The creators of the university project Gönguhermir (“Walk Simulator”) received the 2009 Innovation Award by President of Iceland Ólafur Ragnar Grímsson at a special ceremony at his residence Bessastadir on Tuesday.
The award is granted annually to university students for outstanding summer projects that are sponsored by the Student Innovation Fund, Fréttabladid reports.
The presidential residence Bessastadir. Photo by Páll Stefánsson.
“The idea came from Thjódbjörg Gudjónsdóttir, physical therapist for children and a lecturer at the [University of Iceland’s] physical therapist department, and she began cooperating with two engineering professors at the University of Iceland, Karl S. Gudmundsson and Fjóla Jónsdóttir,” said physical therapist Jóna Gudný Arthúrsdóttir.
Arthúrsdóttir worked on the project with Andri Yngvason, a University of Iceland (HÍ) student in electrical and computer engineering, and Bjarki Már Elíasson, a HÍ mechanical engineering student, who is now studying in Denmark.
“They requested that students work on a summer project that involved developing ideas and devising a design for the walk simulator,” Arthúrsdóttir explained. The purpose of the project was to create a device that could simulate the variable pressure of walking, which could increase the bone density of children suffering from severe immobility.
“The device works in such a way that children are placed into the equipment so that they stand upright with pressure on their legs. The device then moves their legs and simulates a natural walking movement,” Arthúrsdóttir described.
“The children, who the equipment is designed for, are all tied to a wheelchair and are more likely to suffer bone fractures that healthy children,” Arthúrsdóttir continued. “The new device should be able to provide them with increased and more natural movements, which could contribute to increased bone density.”
The group is planning to apply for a patent license on the walk simulator and further grants so that they can continue working on its development.
Because of a considerably higher contribution by Reykjavík City to the Student Innovation Fund this year compared to 2008, the fund has almost four times the amount it had to sponsor innovative projects last year.

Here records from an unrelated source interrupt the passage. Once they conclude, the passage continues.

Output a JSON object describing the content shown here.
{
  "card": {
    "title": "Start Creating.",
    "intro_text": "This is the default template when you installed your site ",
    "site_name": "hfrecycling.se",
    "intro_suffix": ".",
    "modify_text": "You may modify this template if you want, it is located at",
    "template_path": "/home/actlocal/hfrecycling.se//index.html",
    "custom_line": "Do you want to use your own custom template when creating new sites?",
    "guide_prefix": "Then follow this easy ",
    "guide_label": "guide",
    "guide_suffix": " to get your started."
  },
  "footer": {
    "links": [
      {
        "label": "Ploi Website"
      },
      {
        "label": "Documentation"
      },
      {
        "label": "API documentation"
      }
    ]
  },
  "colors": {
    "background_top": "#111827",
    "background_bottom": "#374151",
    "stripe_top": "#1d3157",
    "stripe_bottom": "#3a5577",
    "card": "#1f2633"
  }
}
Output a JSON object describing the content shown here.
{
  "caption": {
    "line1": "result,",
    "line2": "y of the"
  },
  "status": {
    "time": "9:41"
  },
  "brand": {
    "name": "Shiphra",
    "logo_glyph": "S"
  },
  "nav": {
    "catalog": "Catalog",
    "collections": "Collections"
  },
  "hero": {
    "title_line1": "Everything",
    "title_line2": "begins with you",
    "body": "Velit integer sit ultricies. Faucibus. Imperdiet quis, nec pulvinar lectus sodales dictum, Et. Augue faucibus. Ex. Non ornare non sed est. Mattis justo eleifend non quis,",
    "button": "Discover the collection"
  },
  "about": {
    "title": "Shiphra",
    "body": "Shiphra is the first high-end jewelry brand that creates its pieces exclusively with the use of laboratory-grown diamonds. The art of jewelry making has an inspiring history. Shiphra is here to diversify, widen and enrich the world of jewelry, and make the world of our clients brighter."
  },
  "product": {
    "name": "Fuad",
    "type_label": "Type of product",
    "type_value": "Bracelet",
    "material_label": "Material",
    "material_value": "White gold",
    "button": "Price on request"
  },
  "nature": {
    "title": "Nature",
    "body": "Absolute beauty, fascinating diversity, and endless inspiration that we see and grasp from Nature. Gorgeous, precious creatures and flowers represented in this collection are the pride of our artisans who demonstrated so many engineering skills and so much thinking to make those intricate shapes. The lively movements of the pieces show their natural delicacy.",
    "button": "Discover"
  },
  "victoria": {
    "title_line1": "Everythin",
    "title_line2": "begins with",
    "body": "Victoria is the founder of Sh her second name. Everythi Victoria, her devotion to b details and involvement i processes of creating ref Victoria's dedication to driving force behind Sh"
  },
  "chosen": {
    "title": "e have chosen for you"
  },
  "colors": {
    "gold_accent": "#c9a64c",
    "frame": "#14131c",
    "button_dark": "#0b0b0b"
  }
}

Considering the current employment situation for university graduates, the fund’s representatives are delighted to be able to sponsor more projects next summer than in 2008. The application deadline is March 9.